Kazimi is half-right. The other part of the battle is in Washington DC. And that’s where the Iraq war will be lost, as the new Democrat majority – with ideals even more misguided than Rumsfeld’s few worst mistakes, and in cases openly fantasizing about a “last chopper off the roof” iconic moment for their own generation – actively tries to scuttle the war effort…
(…which the Administration did, it seems, bungle for much of this past couple of years. There’s really no way around that).
Last October, my sources began telling me about rumblings among the insurgent strategists suggesting that their murderous endeavor was about to run out of steam. This sense of fatigue began registering among mid-level insurgent commanders in late December, and it has devolved to the rank and file since then. The insurgents have begun to feel that the tide has turned against them.
Half of it, maybe.
The half that really matters – in the Capitol – seems to be clipping right along.
The Washington-initiated “surge” will speed-up the ongoing process of defeating the insurgency. But one should not consider the surge responsible for the turnaround. The lesson to be learned is to keep killing the killers until they realize their fate.
For those (inevitable) hecklers who’ll assume Kazimi is a mindless apologist for the Administration…:

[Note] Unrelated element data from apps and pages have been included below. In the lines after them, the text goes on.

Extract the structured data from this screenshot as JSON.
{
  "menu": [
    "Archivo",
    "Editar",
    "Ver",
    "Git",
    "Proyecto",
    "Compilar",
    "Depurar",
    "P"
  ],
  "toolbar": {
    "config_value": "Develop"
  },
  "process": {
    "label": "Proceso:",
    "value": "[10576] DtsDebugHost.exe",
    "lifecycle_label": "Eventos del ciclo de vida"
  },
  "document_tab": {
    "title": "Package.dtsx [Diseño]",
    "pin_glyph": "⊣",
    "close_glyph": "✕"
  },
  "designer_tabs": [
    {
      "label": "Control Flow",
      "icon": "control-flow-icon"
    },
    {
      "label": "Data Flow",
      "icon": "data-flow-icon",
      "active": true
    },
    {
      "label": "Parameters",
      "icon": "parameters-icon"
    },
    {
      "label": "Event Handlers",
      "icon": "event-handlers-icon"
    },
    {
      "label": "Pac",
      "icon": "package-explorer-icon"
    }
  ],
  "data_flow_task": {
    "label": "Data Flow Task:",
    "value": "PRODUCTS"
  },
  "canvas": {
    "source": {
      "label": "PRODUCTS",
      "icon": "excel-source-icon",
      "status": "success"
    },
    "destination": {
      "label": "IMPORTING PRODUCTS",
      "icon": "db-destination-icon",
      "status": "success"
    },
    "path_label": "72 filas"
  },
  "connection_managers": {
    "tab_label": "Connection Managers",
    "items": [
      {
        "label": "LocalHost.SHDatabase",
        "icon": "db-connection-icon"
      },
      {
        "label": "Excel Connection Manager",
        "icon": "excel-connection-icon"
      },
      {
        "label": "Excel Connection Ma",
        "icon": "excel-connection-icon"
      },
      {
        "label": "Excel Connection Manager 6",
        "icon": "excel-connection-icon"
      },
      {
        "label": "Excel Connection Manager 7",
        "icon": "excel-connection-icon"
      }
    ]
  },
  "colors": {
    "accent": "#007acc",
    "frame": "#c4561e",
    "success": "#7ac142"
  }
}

General David Petraeus, whom President Bush has tasked to quell the insurgency, spent the last year and a half updating the U.S. Army and Marine Corps‘s field manual for counterinsurgency. There’s plenty of fancy theory there, as well as case studies from Iraq. I don’t know how much of the new manual is informed by General Petraeus’ two notable failures in Iraq: building a brittle edifice of government in Mosul that collapsed at the first challenging puff, and the inadequate training and equipping of the Iraqi army due to corruption and mismanagement.
General Petraeus walked away from those failures unscathed and hence unaccountable. He re-enters the picture with major expectations. Most commentators, especially those who begrudge attributing any success to Mr. Bush, will lionize the general as he takes credit for this turnaround and speeds it up. Let’s hope that he has enough sense to allow what works to keep working and to improve on it, rather than trying to put his own stamp on things and test out the theories he’s developed.
Kazimi goes way into specifics of the insurgency – the Sunni attempts to expand their power, the defiance by some Shi’a of Sistani’s call for peace – specifics the MSM has been very light on. Read the article about the means, and go to the ends:
Sadly, it took many thousands of young Sunnis getting abducted by death squads for the Sunnis to understand that in a full-fledged civil war, they would likely lose badly and be evicted from Baghdad. I believe that the Sunnis and insurgents are now war weary, and that this is a turnaround point in the campaign to stabilize Iraq…Let me state the lesson of this turnabout clearly lest it be obscured amidst the euphoria: Never mind who takes credit, kill or capture more of the killers to ensure victory.
If you’re for staying in Iraq, read the whole thing. It’s interesting, sobering, and validating (although not in an easy way).
If you’re for cutting and running, read the whole thing before bothering to comment.